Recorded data
--- START ---

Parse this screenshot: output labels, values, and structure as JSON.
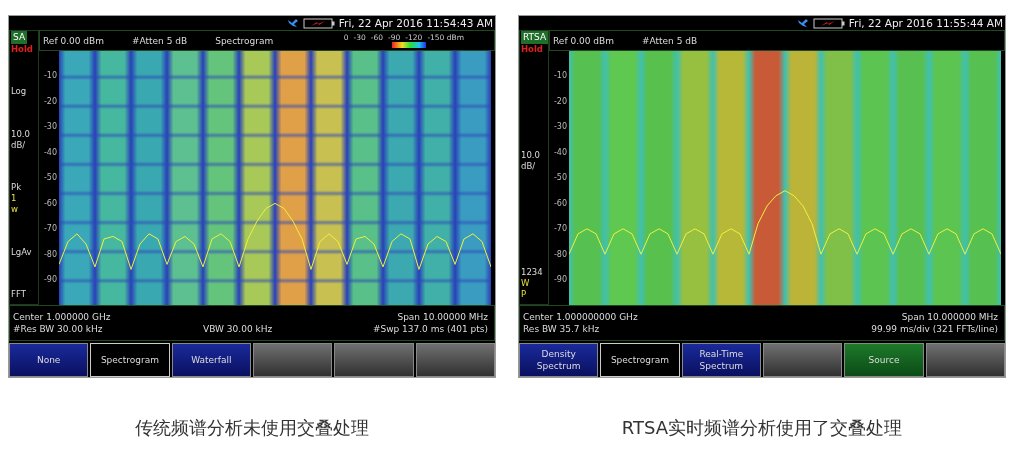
{
  "panels": [
    {
      "mode": "SA",
      "status": "Hold",
      "datetime": "Fri, 22 Apr 2016 11:54:43 AM",
      "header": [
        "Ref 0.00 dBm",
        "#Atten 5 dB",
        "Spectrogram"
      ],
      "color_scale": [
        "0",
        "-30",
        "-60",
        "-90",
        "-120",
        "-150 dBm"
      ],
      "side_groups": [
        [
          {
            "text": "Log",
            "kind": "normal"
          }
        ],
        [
          {
            "text": "10.0",
            "kind": "normal"
          },
          {
            "text": "dB/",
            "kind": "normal"
          }
        ],
        [
          {
            "text": "Pk",
            "kind": "normal"
          },
          {
            "text": "1",
            "kind": "highlight"
          },
          {
            "text": "w",
            "kind": "highlight"
          }
        ],
        [
          {
            "text": "LgAv",
            "kind": "normal"
          }
        ],
        [
          {
            "text": "FFT",
            "kind": "normal"
          }
        ]
      ],
      "plot": {
        "kind": "swept",
        "chart_data": {
          "type": "line",
          "ylim": [
            -100,
            0
          ],
          "yticks": [
            -10,
            -20,
            -30,
            -40,
            -50,
            -60,
            -70,
            -80,
            -90
          ],
          "series": [
            {
              "color": "#f0f040",
              "values": [
                -84,
                -75,
                -72,
                -76,
                -85,
                -74,
                -73,
                -75,
                -86,
                -76,
                -72,
                -74,
                -84,
                -75,
                -73,
                -76,
                -85,
                -74,
                -72,
                -75,
                -85,
                -74,
                -67,
                -62,
                -60,
                -62,
                -67,
                -74,
                -86,
                -75,
                -72,
                -75,
                -84,
                -74,
                -73,
                -76,
                -85,
                -75,
                -72,
                -74,
                -86,
                -76,
                -73,
                -75,
                -84,
                -74,
                -72,
                -75,
                -85
              ]
            }
          ]
        }
      },
      "info_rows": [
        {
          "left": "Center 1.000000 GHz",
          "right": "Span 10.00000 MHz"
        },
        {
          "left": "#Res BW 30.00 kHz",
          "center": "VBW 30.00 kHz",
          "right": "#Swp 137.0 ms (401 pts)"
        }
      ],
      "softkeys": [
        {
          "label": "None",
          "kind": "option"
        },
        {
          "label": "Spectrogram",
          "kind": "current"
        },
        {
          "label": "Waterfall",
          "kind": "option"
        },
        {
          "kind": "blank"
        },
        {
          "kind": "blank"
        },
        {
          "kind": "blank"
        }
      ],
      "caption": "传统频谱分析未使用交叠处理"
    },
    {
      "mode": "RTSA",
      "status": "Hold",
      "datetime": "Fri, 22 Apr 2016 11:55:44 AM",
      "header": [
        "Ref 0.00 dBm",
        "#Atten 5 dB"
      ],
      "side_groups": [
        [
          {
            "text": "10.0",
            "kind": "normal"
          },
          {
            "text": "dB/",
            "kind": "normal"
          }
        ],
        [
          {
            "text": "1234",
            "kind": "normal"
          },
          {
            "text": "W",
            "kind": "highlight"
          },
          {
            "text": "P",
            "kind": "highlight"
          }
        ]
      ],
      "plot": {
        "kind": "realtime",
        "chart_data": {
          "type": "line",
          "ylim": [
            -100,
            0
          ],
          "yticks": [
            -10,
            -20,
            -30,
            -40,
            -50,
            -60,
            -70,
            -80,
            -90
          ],
          "series": [
            {
              "color": "#f0f040",
              "values": [
                -80,
                -72,
                -70,
                -72,
                -80,
                -72,
                -70,
                -72,
                -80,
                -72,
                -70,
                -72,
                -80,
                -72,
                -70,
                -72,
                -80,
                -72,
                -70,
                -72,
                -80,
                -68,
                -61,
                -57,
                -55,
                -57,
                -61,
                -68,
                -80,
                -72,
                -70,
                -72,
                -80,
                -72,
                -70,
                -72,
                -80,
                -72,
                -70,
                -72,
                -80,
                -72,
                -70,
                -72,
                -80,
                -72,
                -70,
                -72,
                -80
              ]
            }
          ]
        }
      },
      "info_rows": [
        {
          "left": "Center 1.000000000 GHz",
          "right": "Span 10.000000 MHz"
        },
        {
          "left": "Res BW 35.7 kHz",
          "right": "99.99 ms/div (321 FFTs/line)"
        }
      ],
      "softkeys": [
        {
          "label": "Density Spectrum",
          "kind": "option"
        },
        {
          "label": "Spectrogram",
          "kind": "current"
        },
        {
          "label": "Real-Time Spectrum",
          "kind": "option"
        },
        {
          "kind": "blank"
        },
        {
          "label": "Source",
          "kind": "accent"
        },
        {
          "kind": "blank"
        }
      ],
      "caption": "RTSA实时频谱分析使用了交叠处理"
    }
  ]
}
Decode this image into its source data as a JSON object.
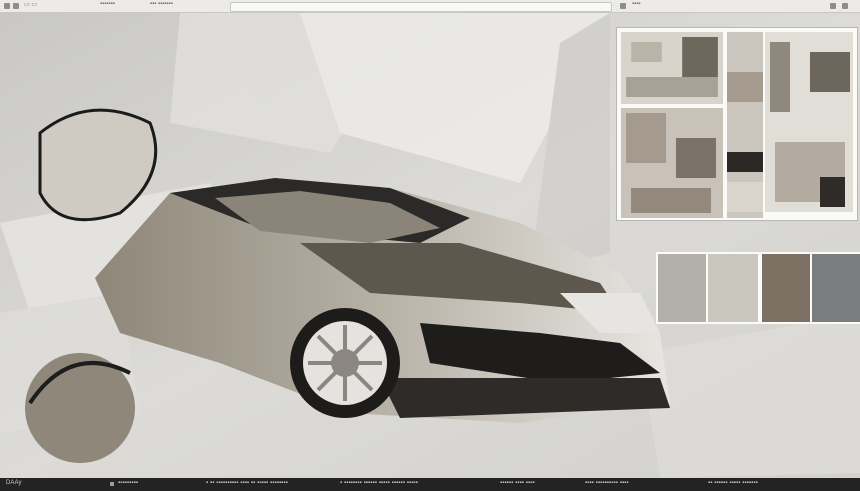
{
  "topbar": {
    "items": [
      "▭  ▭",
      "▪▪▪▪▪▪▪",
      "▪▪▪ ▪▪▪▪▪▪▪",
      "▪▪▪▪"
    ],
    "url_value": ""
  },
  "artwork": {
    "subject": "abstract grayscale sports car illustration"
  },
  "thumbnail_panel": {
    "count": 5
  },
  "palette": {
    "colors": [
      "#b3b0aa",
      "#cac7bf",
      "#7d7164",
      "#7c7d7e"
    ]
  },
  "statusbar": {
    "items": [
      "DAAy",
      "▪▪▪▪▪▪▪▪▪",
      "▪ ▪▪ ▪▪▪▪▪▪▪▪▪▪ ▪▪▪▪ ▪▪ ▪▪▪▪▪ ▪▪▪▪▪▪▪▪",
      "▪ ▪▪▪▪▪▪▪▪ ▪▪▪▪▪▪ ▪▪▪▪▪ ▪▪▪▪▪▪ ▪▪▪▪▪",
      "▪▪▪▪▪▪ ▪▪▪▪ ▪▪▪▪",
      "▪▪▪▪ ▪▪▪▪▪▪▪▪▪▪ ▪▪▪▪",
      "▪▪ ▪▪▪▪▪▪ ▪▪▪▪▪ ▪▪▪▪▪▪▪"
    ]
  },
  "colors": {
    "background": "#d5d4d0",
    "toolbar": "#ecebe7",
    "statusbar": "#232323",
    "ink": "#1f1f1f"
  }
}
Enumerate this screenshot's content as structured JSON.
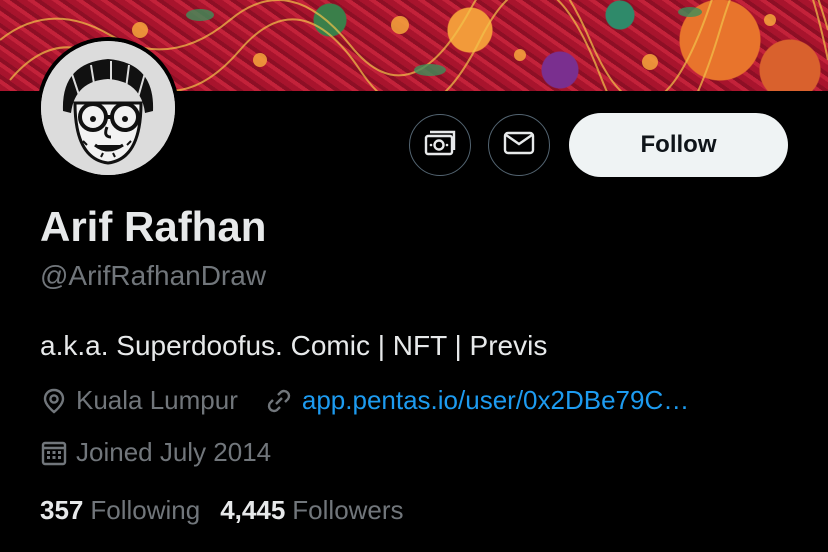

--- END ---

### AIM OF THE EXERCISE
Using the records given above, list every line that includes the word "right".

### RESPONSE
          "right": "Span 10.00000 MHz"
          "right": "#Swp 137.0 ms (401 pts)"
          "right": "Span 10.000000 MHz"
          "right": "99.99 ms/div (321 FFTs/line)"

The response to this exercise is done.